Archive for April 8th, 2011

April 8, 2011

The power of friendship

by Rod Smith

Friendship is the ultimate compliment.

Friendship IS the most powerful and important gift one person can offer another.

You can be someone’s child, parent, grandparent, doctor, lawyer, counselor, spouse, or benefactor – and not be his or her friend.

I see it frequently: men and women who are better friends to “outsiders” than they are to “insiders.”

But when you are someone’s friend, all other roles become secondary – even that of parent or spouse.

I am not suggesting parents and children ought to be pals or best friends in some odd arrangement of twisted roles. I have no desire to be my child’s best friend and nor does either one of my sons have a need for more friends. My sons need me to be their dad. But when being my sons’ dad is accomplished on my behalf, I trust we will continue as friends.

Yes. There is an end to our role as parents. When the time comes (around your son or daughter’s mid-twenties) I hope you and I will find the transition into that of a friend, easy.

When you are friends with anyone (family or not) – freedom, grace, openness, forgiveness, necessary confrontations, generosity, and the sharing of life’s delights and life’s pain become the currency in which you operate.

April 8, 2011

Do you need therapy? Here’s a quick list to guide you……

by Rod Smith

Family meetings!

The following are pointers (two are enough) to suggest you could use therapeutic help with your family, relationships, and your faith:

1. Being part of your family feels mechanical, rigid.

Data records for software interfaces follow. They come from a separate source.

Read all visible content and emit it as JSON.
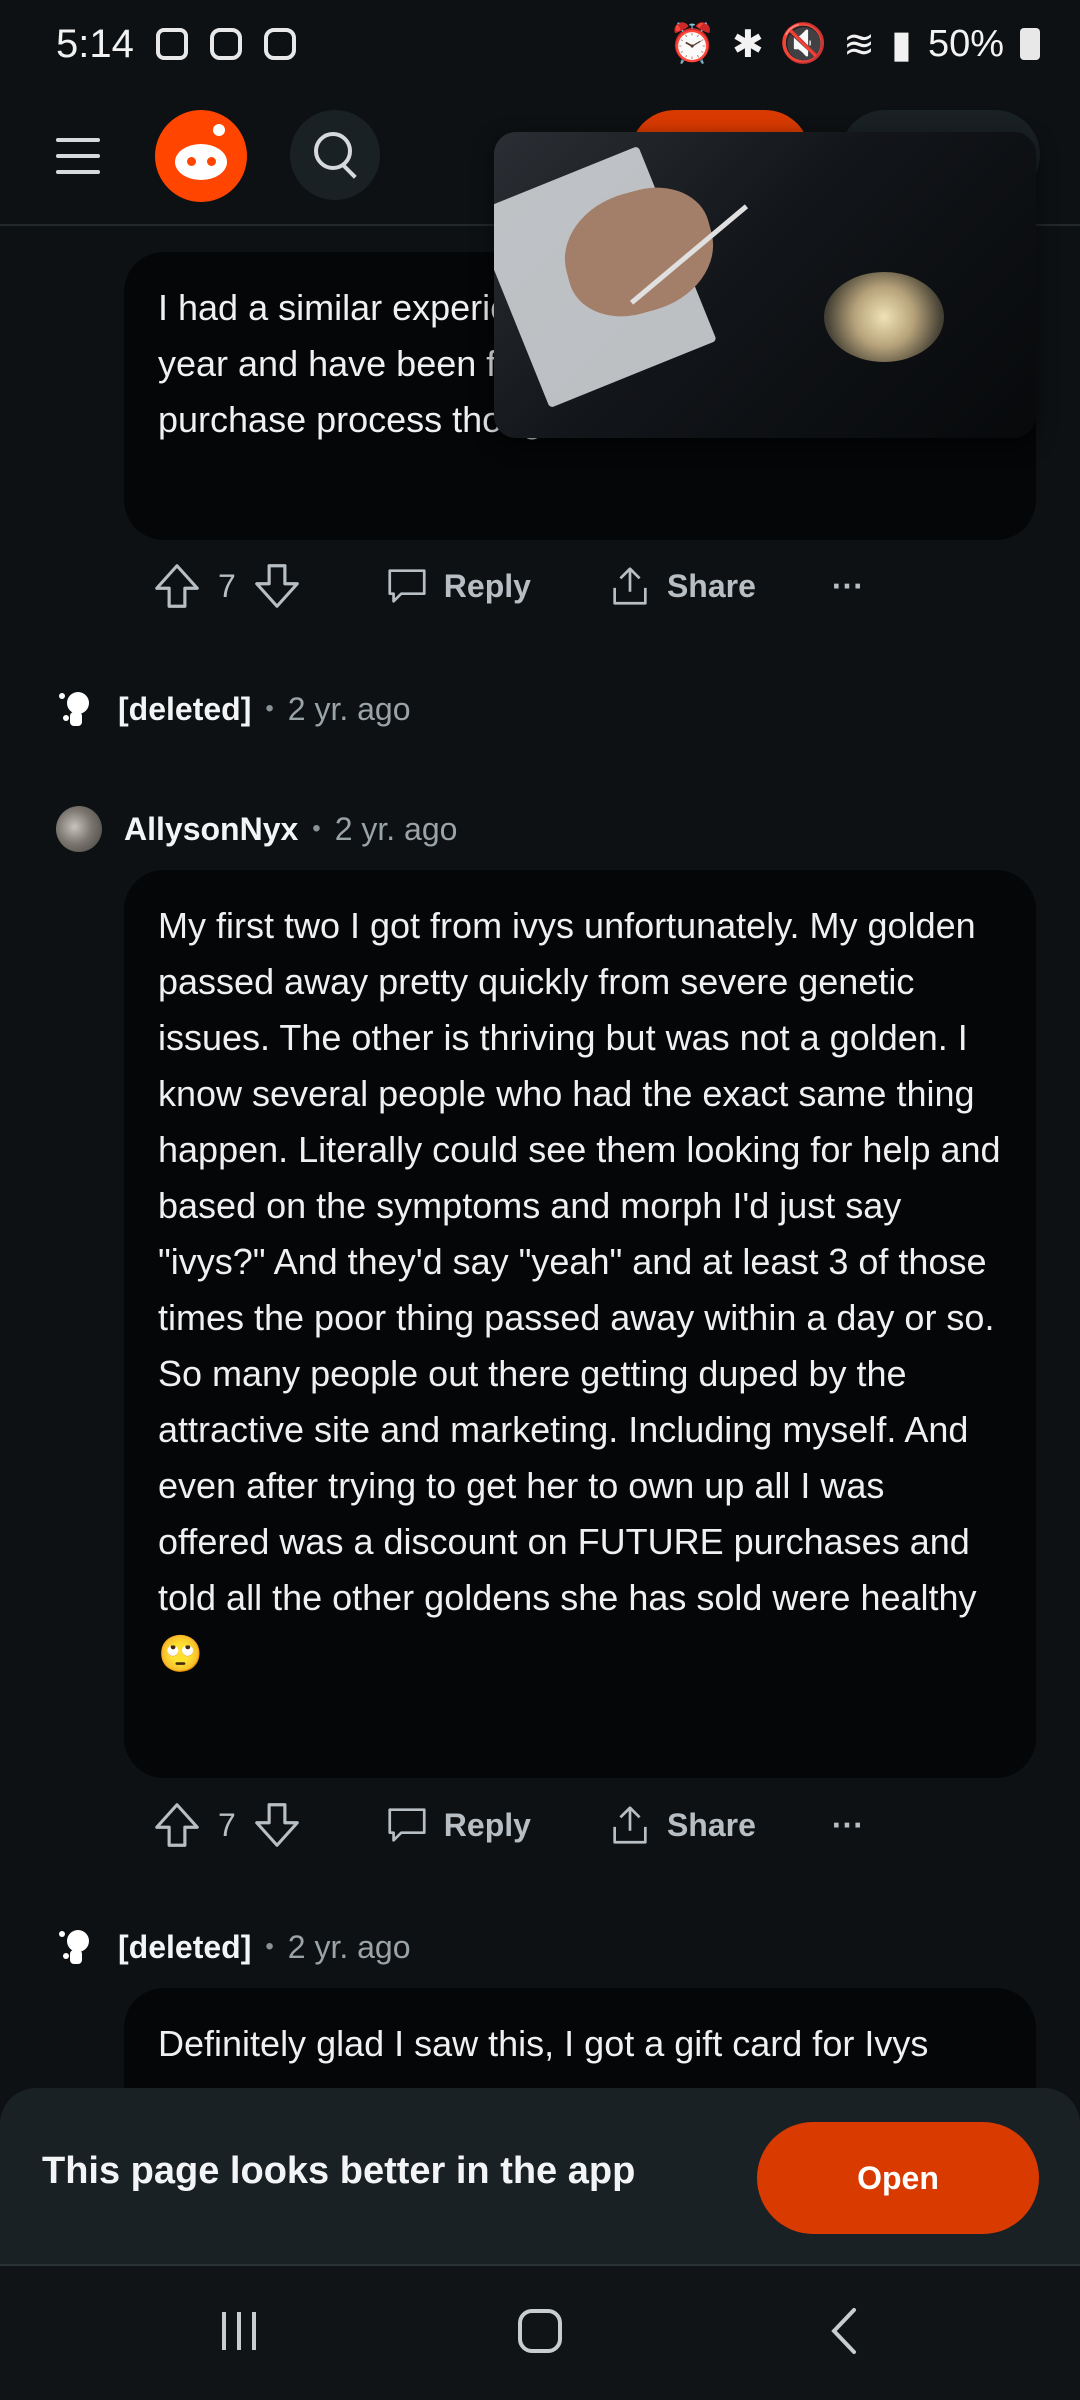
{
  "status_bar": {
    "time": "5:14",
    "battery": "50%"
  },
  "comments": [
    {
      "text": "I had a similar experience. I got mine from there last year and have been feeling guilty about the whole purchase process though",
      "votes": "7",
      "reply": "Reply",
      "share": "Share",
      "more": "···"
    },
    {
      "author": "[deleted]",
      "age": "2 yr. ago"
    },
    {
      "author": "AllysonNyx",
      "age": "2 yr. ago",
      "text": "My first two I got from ivys unfortunately. My golden passed away pretty quickly from severe genetic issues. The other is thriving but was not a golden. I know several people who had the exact same thing happen. Literally could see them looking for help and based on the symptoms and morph I'd just say \"ivys?\" And they'd say \"yeah\" and at least 3 of those times the poor thing passed away within a day or so. So many people out there getting duped by the attractive site and marketing. Including myself. And even after trying to get her to own up all I was offered was a discount on FUTURE purchases and told all the other goldens she has sold were healthy 🙄",
      "votes": "7",
      "reply": "Reply",
      "share": "Share",
      "more": "···"
    },
    {
      "author": "[deleted]",
      "age": "2 yr. ago",
      "text": "Definitely glad I saw this, I got a gift card for Ivys"
    }
  ],
  "banner": {
    "text": "This page looks better in the app",
    "open_label": "Open"
  },
  "colors": {
    "accent": "#d93a00",
    "brand": "#ff4500",
    "background": "#0e1113"
  }
}
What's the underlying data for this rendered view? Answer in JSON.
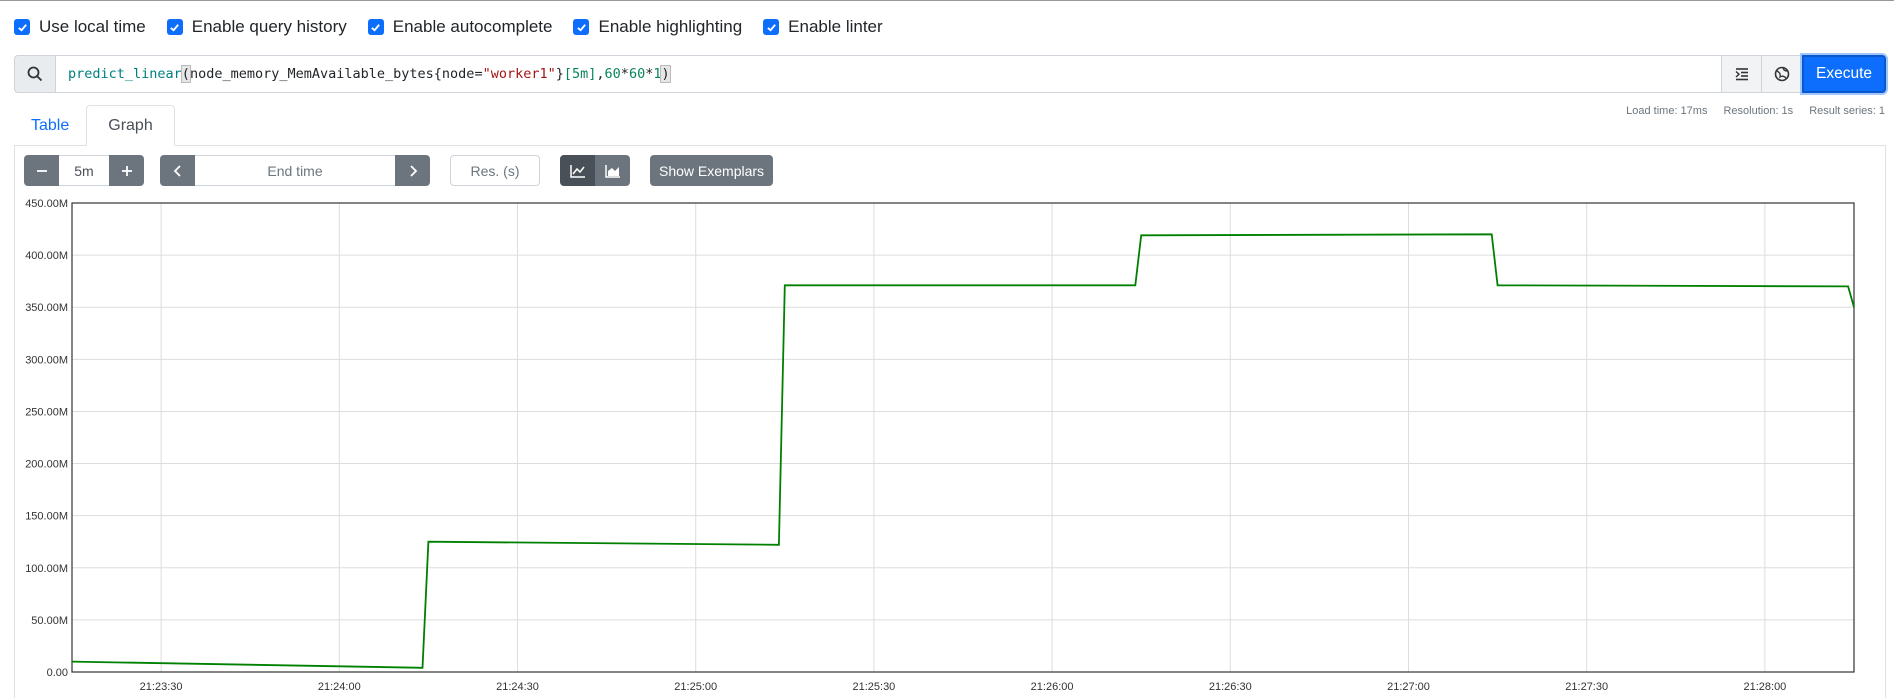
{
  "options": [
    {
      "label": "Use local time",
      "checked": true
    },
    {
      "label": "Enable query history",
      "checked": true
    },
    {
      "label": "Enable autocomplete",
      "checked": true
    },
    {
      "label": "Enable highlighting",
      "checked": true
    },
    {
      "label": "Enable linter",
      "checked": true
    }
  ],
  "query": {
    "fn": "predict_linear",
    "open": "(",
    "metric": "node_memory_MemAvailable_bytes",
    "lbrace": "{",
    "label_name": "node",
    "eq": "=",
    "label_value": "\"worker1\"",
    "rbrace": "}",
    "range": "[5m]",
    "comma": ",",
    "n1": "60",
    "op1": "*",
    "n2": "60",
    "op2": "*",
    "n3": "1",
    "close": ")"
  },
  "execute_label": "Execute",
  "tabs": [
    {
      "label": "Table",
      "active": false
    },
    {
      "label": "Graph",
      "active": true
    }
  ],
  "stats": {
    "load_time": "Load time: 17ms",
    "resolution": "Resolution: 1s",
    "result_series": "Result series: 1"
  },
  "controls": {
    "range_value": "5m",
    "end_time_placeholder": "End time",
    "resolution_placeholder": "Res. (s)",
    "exemplars_label": "Show Exemplars"
  },
  "icons": {
    "search": "search-icon",
    "format": "format-query-icon",
    "metrics_explorer": "globe-icon",
    "minus": "minus-icon",
    "plus": "plus-icon",
    "prev": "chevron-left-icon",
    "next": "chevron-right-icon",
    "line_mode": "line-chart-icon",
    "stacked_mode": "area-chart-icon"
  },
  "colors": {
    "accent": "#0d6efd",
    "series": "#008000",
    "button": "#6c757d"
  },
  "chart_data": {
    "type": "line",
    "title": "",
    "xlabel": "",
    "ylabel": "",
    "x_ticks": [
      "21:23:30",
      "21:24:00",
      "21:24:30",
      "21:25:00",
      "21:25:30",
      "21:26:00",
      "21:26:30",
      "21:27:00",
      "21:27:30",
      "21:28:00"
    ],
    "y_ticks": [
      "0.00",
      "50.00M",
      "100.00M",
      "150.00M",
      "200.00M",
      "250.00M",
      "300.00M",
      "350.00M",
      "400.00M",
      "450.00M"
    ],
    "ylim": [
      0,
      450000000
    ],
    "xlim": [
      "21:23:15",
      "21:28:15"
    ],
    "grid": true,
    "series": [
      {
        "x": [
          "21:23:15",
          "21:24:14",
          "21:24:15",
          "21:25:14",
          "21:25:15",
          "21:26:14",
          "21:26:15",
          "21:27:14",
          "21:27:15",
          "21:28:14",
          "21:28:15"
        ],
        "values": [
          10000000,
          4000000,
          125000000,
          122000000,
          371000000,
          371000000,
          419000000,
          420000000,
          371000000,
          370000000,
          350000000
        ]
      }
    ]
  }
}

You feel locked in – you are an actor in someone’s play and you don’t particularly like your assigned role.
2. No matter how hard you try, things (tensions, roles, anxieties, problems) stay the same. Faces and circumstances modify over the years but the stresses and the issues remain constant.
3. At family holidays (Christmas and Thanksgiving most intensely) you feel pressure about where to be. You are the rope in a tug-of-war.
4. You feel intimidated when speaking with your parents about anything meaningful even though you are an adult. You knees get weak at the thought of engaging your parents about substantial matters.
5. Old arguments often resurface; minor disagreements seem monumental – there’s little sense of proportion and little things are blown up into huge issues.
6. You find it easy to talk about your parents but find it difficult to talk to them. You’re loaded with material about them but feel silenced when it comes to taking with them.
7. Feelings of loyalty and disloyalty can rage within and you feel pressure to compromise your integrity with your family of origin (parents, siblings, grandparents).
8. Your career and family life interfere with each other. It seems as if you can’t have both with any degree of success.
9. New relationships get intense very quickly (becoming sexual, manipulative, or controlling) despite genuine attempts to make things different “this time.”
10. You enthrone (make saints) and dethrone (make sinners) people rather rapidly. Your heroes quickly prove fallible and you are disappointed once again.

Call me / Skype me (RodESmithMSMFT) / Email me – I can probably help you or steer you to someone who can.